- Opening Delimiter -
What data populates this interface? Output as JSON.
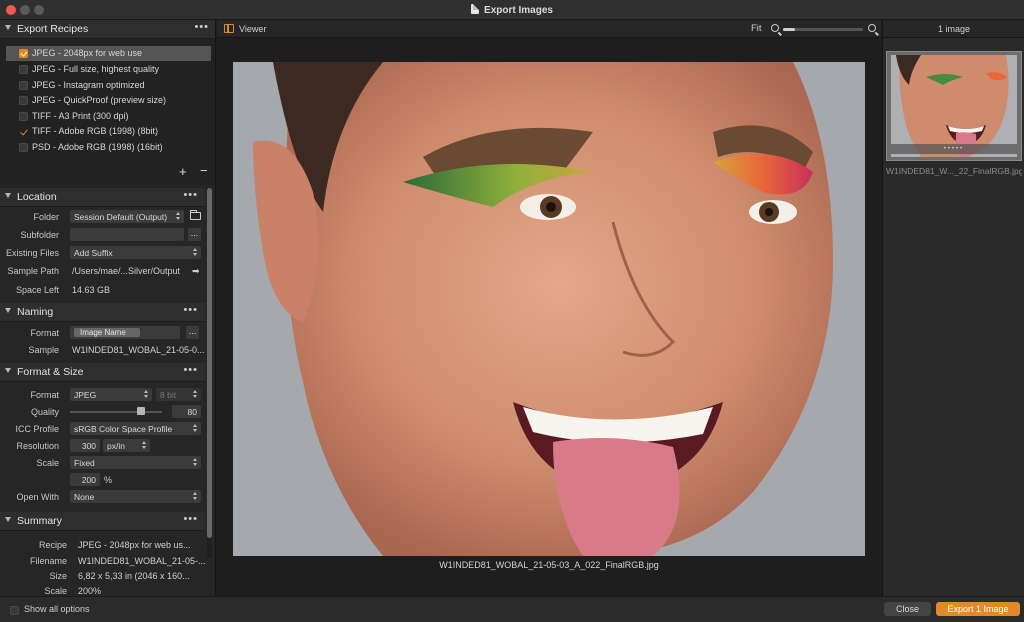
{
  "window": {
    "title": "Export Images"
  },
  "recipes": {
    "title": "Export Recipes",
    "items": [
      {
        "label": "JPEG - 2048px for web use",
        "checked": true
      },
      {
        "label": "JPEG - Full size, highest quality",
        "checked": false
      },
      {
        "label": "JPEG - Instagram optimized",
        "checked": false
      },
      {
        "label": "JPEG - QuickProof (preview size)",
        "checked": false
      },
      {
        "label": "TIFF - A3 Print (300 dpi)",
        "checked": false
      },
      {
        "label": "TIFF - Adobe RGB (1998) (8bit)",
        "checked": true
      },
      {
        "label": "PSD - Adobe RGB (1998) (16bit)",
        "checked": false
      }
    ],
    "add": "+",
    "remove": "−"
  },
  "location": {
    "title": "Location",
    "folder_label": "Folder",
    "folder_value": "Session Default (Output)",
    "subfolder_label": "Subfolder",
    "subfolder_value": "",
    "existing_label": "Existing Files",
    "existing_value": "Add Suffix",
    "sample_label": "Sample Path",
    "sample_value": "/Users/mae/...Silver/Output",
    "space_label": "Space Left",
    "space_value": "14.63 GB"
  },
  "naming": {
    "title": "Naming",
    "format_label": "Format",
    "format_value": "Image Name",
    "sample_label": "Sample",
    "sample_value": "W1INDED81_WOBAL_21-05-0..."
  },
  "format_size": {
    "title": "Format & Size",
    "format_label": "Format",
    "format_value": "JPEG",
    "bit_value": "8 bit",
    "quality_label": "Quality",
    "quality_value": "80",
    "quality_fraction": 0.8,
    "icc_label": "ICC Profile",
    "icc_value": "sRGB Color Space Profile",
    "resolution_label": "Resolution",
    "resolution_value": "300",
    "resolution_unit": "px/in",
    "scale_label": "Scale",
    "scale_value": "Fixed",
    "scale_pct_value": "200",
    "scale_pct_unit": "%",
    "open_label": "Open With",
    "open_value": "None"
  },
  "summary": {
    "title": "Summary",
    "recipe_label": "Recipe",
    "recipe_value": "JPEG - 2048px for web us...",
    "filename_label": "Filename",
    "filename_value": "W1INDED81_WOBAL_21-05-...",
    "size_label": "Size",
    "size_value": "6,82 x 5,33 in (2046 x 160...",
    "scale_label": "Scale",
    "scale_value": "200%"
  },
  "bottom": {
    "show_all": "Show all options",
    "close": "Close",
    "export": "Export 1 Image"
  },
  "viewer": {
    "title": "Viewer",
    "fit": "Fit",
    "zoom_fraction": 0.15,
    "filename": "W1INDED81_WOBAL_21-05-03_A_022_FinalRGB.jpg"
  },
  "browser": {
    "count": "1 image",
    "thumb_name": "W1INDED81_W..._22_FinalRGB.jpg"
  },
  "colors": {
    "accent": "#e28a2a"
  }
}
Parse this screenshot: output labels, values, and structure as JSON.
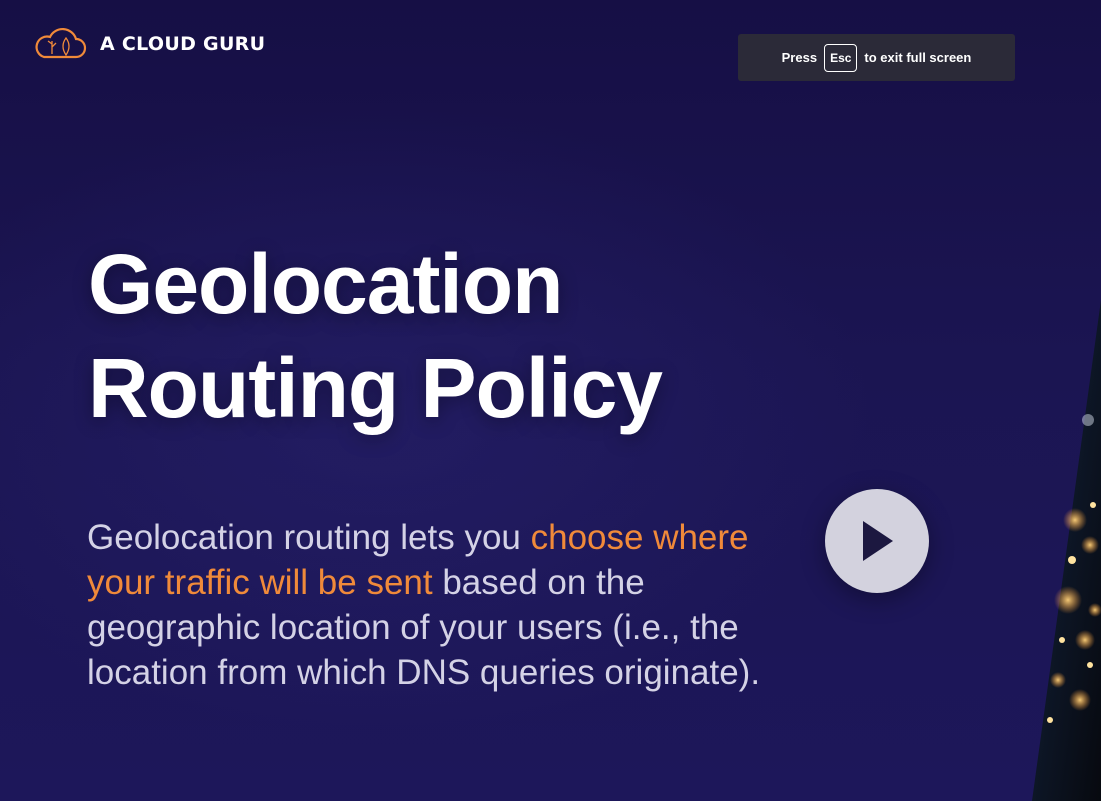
{
  "brand": {
    "name": "A CLOUD GURU",
    "icon": "cloud-logo-icon",
    "accent_color": "#f08a3a"
  },
  "fullscreen_notice": {
    "prefix": "Press",
    "key": "Esc",
    "suffix": "to exit full screen"
  },
  "slide": {
    "title_line1": "Geolocation",
    "title_line2": "Routing Policy",
    "body_part1": "Geolocation routing lets you ",
    "body_highlight": "choose where your traffic will be sent",
    "body_part2": " based on the geographic location of your users (i.e., the location from which DNS queries originate).",
    "highlight_color": "#f08a3a",
    "background_color": "#1b1550"
  },
  "player": {
    "play_icon": "play-icon"
  }
}
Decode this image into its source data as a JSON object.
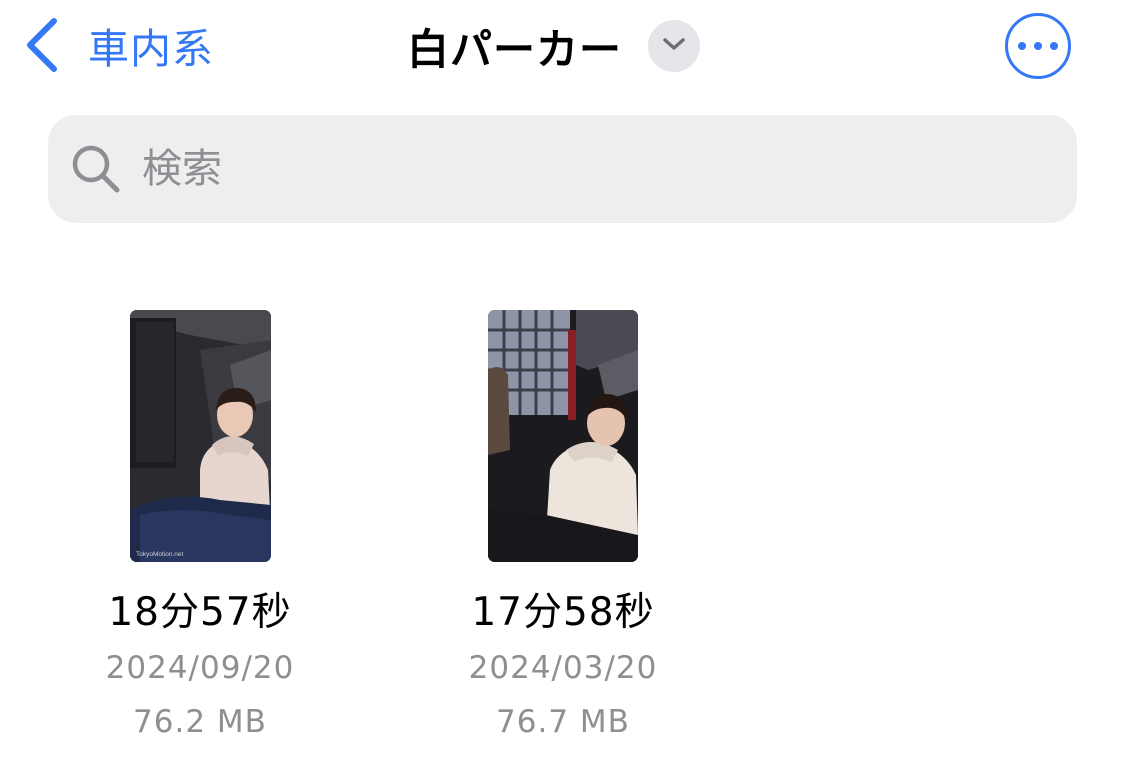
{
  "nav": {
    "back_label": "車内系",
    "back_icon": "chevron-left-icon",
    "title": "白パーカー",
    "title_menu_icon": "chevron-down-icon",
    "more_icon": "ellipsis-circle-icon"
  },
  "search": {
    "placeholder": "検索",
    "value": "",
    "icon": "magnifying-glass-icon"
  },
  "files": [
    {
      "name": "18分57秒",
      "date": "2024/09/20",
      "size": "76.2 MB",
      "thumbnail": "video-thumbnail-car-interior",
      "watermark": "TokyoMotion.net"
    },
    {
      "name": "17分58秒",
      "date": "2024/03/20",
      "size": "76.7 MB",
      "thumbnail": "video-thumbnail-car-interior"
    }
  ],
  "colors": {
    "accent": "#3478f6",
    "secondary_text": "#8e8e93",
    "search_background": "#eeeeef",
    "chip_background": "#e5e5ea"
  }
}
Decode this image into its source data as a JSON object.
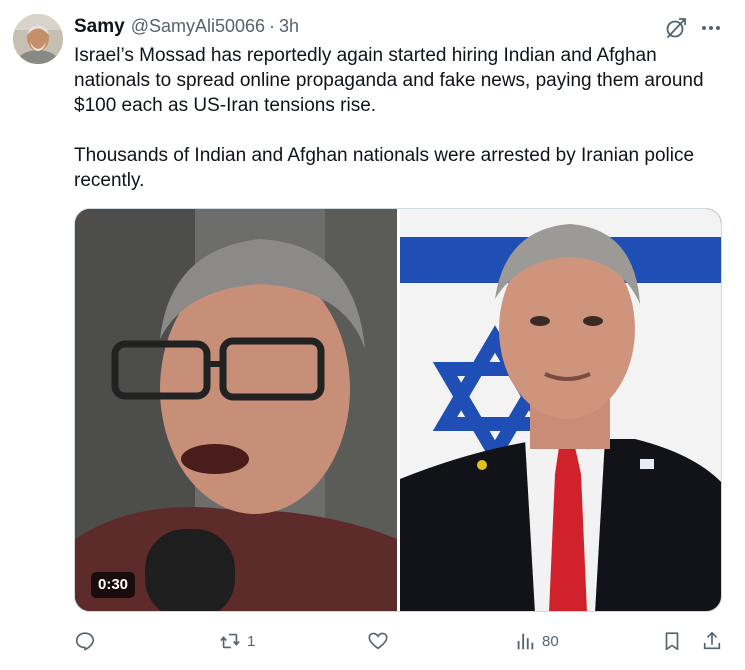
{
  "author": {
    "name": "Samy",
    "handle": "@SamyAli50066",
    "separator": "·",
    "time": "3h"
  },
  "tweet": {
    "paragraphs": [
      "Israel’s Mossad has reportedly again started hiring Indian and Afghan nationals to spread online propaganda and fake news, paying them around $100 each as US-Iran tensions rise.",
      "Thousands of Indian and Afghan nationals were arrested by Iranian police recently."
    ]
  },
  "media": {
    "type": "video",
    "duration": "0:30"
  },
  "actions": {
    "reply_count": "",
    "retweet_count": "1",
    "like_count": "",
    "views_count": "80"
  },
  "icons": {
    "avatar": "profile-photo",
    "grok": "grok-icon",
    "more": "more-icon",
    "reply": "reply-icon",
    "retweet": "retweet-icon",
    "like": "heart-icon",
    "views": "analytics-icon",
    "bookmark": "bookmark-icon",
    "share": "share-icon"
  },
  "colors": {
    "text": "#0f1419",
    "secondary": "#536471",
    "border": "#cfd9de",
    "flag_blue": "#1f4fb5"
  }
}
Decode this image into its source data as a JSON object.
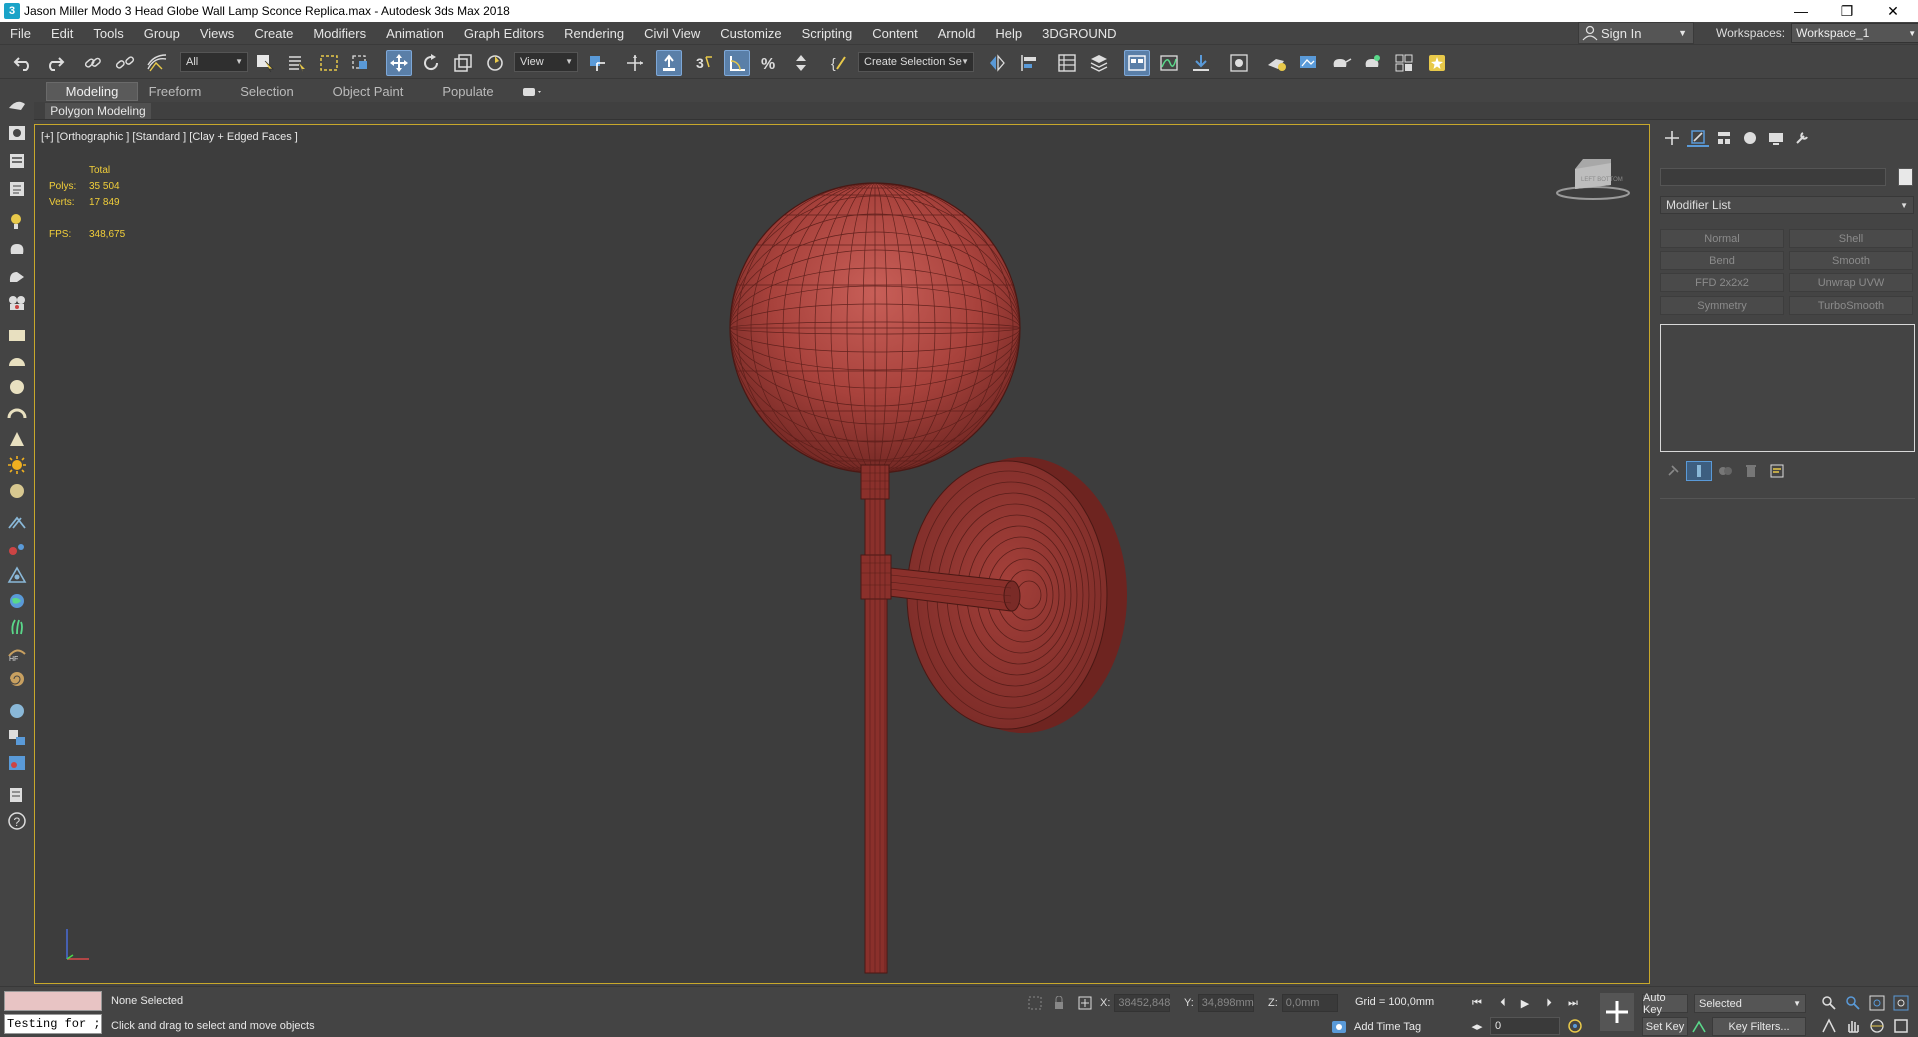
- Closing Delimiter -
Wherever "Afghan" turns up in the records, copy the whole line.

◆ **Solved exercise**
      "Israel’s Mossad has reportedly again started hiring Indian and Afghan nationals to spread online propaganda and fake news, paying them around $100 each as US-Iran tensions rise.",
      "Thousands of Indian and Afghan nationals were arrested by Iranian police recently."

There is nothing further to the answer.